I’m not sure when it started, exactly. This complete adoration I have for LeBron. I know it was early on though. I followed him when he was drafted to the NBA as a teenager, just out of high school. But somewhere in like the second or third season with the Cavs, I became a diehard fan. Something just clicked. From that point on, I read everything I could get my hands on about King James. I watched, and then re-watched, and then purchased for my nephew his documentary, “More Than A Game.”
I would get into heated debates with my brother (a diehard Kobe/Lakers fan) about who was greater. We would compare stats year after year, with my brother reminding me that the only stat that really matters is championship wins. Hogwash, I said. Individuals don’t win championships; teams win championships.
It’s funny because I loved Michael Jordan’s Bulls as well. In fact, I — like most of the country — was mesmerized by Jordan’s game, by his hang time, by how deftly he handled both the ball and his opponents. I wanted to be like Mike.
But my love for LeBron is infinitely deeper. His story resonates with me. He took lemons (a disadvantaged childhood) and made the best lemonade anyone’s ever tasted. I root for him on the court with wild abandon but I absolutely adore who he has become off of it. He married his high school sweetheart and the mother of his children. He reps hard for his community, his state, his people. He loves the kids. He helped his friends develop careers outside of him and then he supported those businesses. His teammates genuinely seem to like him.
He’s one of the smartest basketball players out there and he’s a quick learn in life. He’s much more graceful when he wins and loses than he was even a few years ago. He’s matured. His haters need to as well. Those who still judge him by The Decision are the ones who are stuck in time while LeBron has moved on so far past that point.
I am fiercely protective of him. That’s why I watched some of the Championship game last night with the volume muted. The roar of the crowd is deafening and my angst is high. This Golden State crowd booed him every possession the last game in Oakland and I didn’t want to hear any hint of it.
Until the fourth quarter. I need to take it all in.
I don’t even remember breathing in the fourth quarter, although I’m sure I did because here I am typing up this blog post. I do remember praying: “God, please let the Cavs win.”
It turned out to be a history-making game, wrapping up a tightly contested series. The Cavs became the only team in NBA history to overcome a 3-1 deficit in the NBA finals, winning 93-89. LeBron, the triple-double King, ended up with (you guessed it) a triple double with 27 points, 11 rebounds and 11 assists. He led Cleveland to its first NBA title. And the team accomplished this against a powerhouse Golden State Warriors team, a squad of 3-point assassins that set a regular season NBA record with 73 wins.

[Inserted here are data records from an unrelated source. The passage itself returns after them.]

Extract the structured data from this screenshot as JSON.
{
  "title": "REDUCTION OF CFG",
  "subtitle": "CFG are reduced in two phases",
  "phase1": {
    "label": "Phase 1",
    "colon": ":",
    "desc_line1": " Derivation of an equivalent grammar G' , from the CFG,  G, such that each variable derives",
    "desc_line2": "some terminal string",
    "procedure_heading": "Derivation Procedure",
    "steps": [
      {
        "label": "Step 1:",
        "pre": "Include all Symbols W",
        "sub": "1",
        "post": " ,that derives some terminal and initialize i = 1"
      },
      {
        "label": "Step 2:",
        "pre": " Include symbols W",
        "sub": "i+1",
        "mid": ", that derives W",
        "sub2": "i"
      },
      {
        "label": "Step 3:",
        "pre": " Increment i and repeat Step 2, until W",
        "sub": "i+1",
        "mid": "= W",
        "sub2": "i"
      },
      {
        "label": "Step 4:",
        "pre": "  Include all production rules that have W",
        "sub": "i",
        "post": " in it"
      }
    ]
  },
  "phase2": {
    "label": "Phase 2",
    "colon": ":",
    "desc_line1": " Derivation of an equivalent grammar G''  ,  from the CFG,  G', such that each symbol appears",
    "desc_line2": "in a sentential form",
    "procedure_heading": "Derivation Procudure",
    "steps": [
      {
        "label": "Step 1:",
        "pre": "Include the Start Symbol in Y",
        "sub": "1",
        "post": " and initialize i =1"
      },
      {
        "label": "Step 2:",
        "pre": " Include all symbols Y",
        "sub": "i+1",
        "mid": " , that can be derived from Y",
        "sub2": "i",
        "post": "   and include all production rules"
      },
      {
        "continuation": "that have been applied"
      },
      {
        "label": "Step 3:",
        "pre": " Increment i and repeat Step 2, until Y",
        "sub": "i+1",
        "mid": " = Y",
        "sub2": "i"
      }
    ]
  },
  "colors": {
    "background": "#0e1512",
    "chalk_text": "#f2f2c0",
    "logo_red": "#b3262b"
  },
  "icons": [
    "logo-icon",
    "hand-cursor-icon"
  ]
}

After the game, LeBron told SportsCenter: “This represents everything. I won two championships in Miami, but just knowing that 50-plus years in Cleveland, since Jim Brown, hasn’t seen a championship … that’s where all these emotions came from. I know the man above gave me a hard role. But I know the man above never puts something in front of a man that he can’t handle.”
I’m amazed at LeBron. I’m in awe of him. I’m thrilled with his accomplishments. I’m All In, this year and every year, until he retires from the game, and even afterwards.
He’s one of the best that’s ever done it, and I’m a fan for life. Even after Air Force One landed last night, President Obama and the first family sat on that plane to watch the end of the championship game, and history unfold.
LeBron James. Put some respect on his name.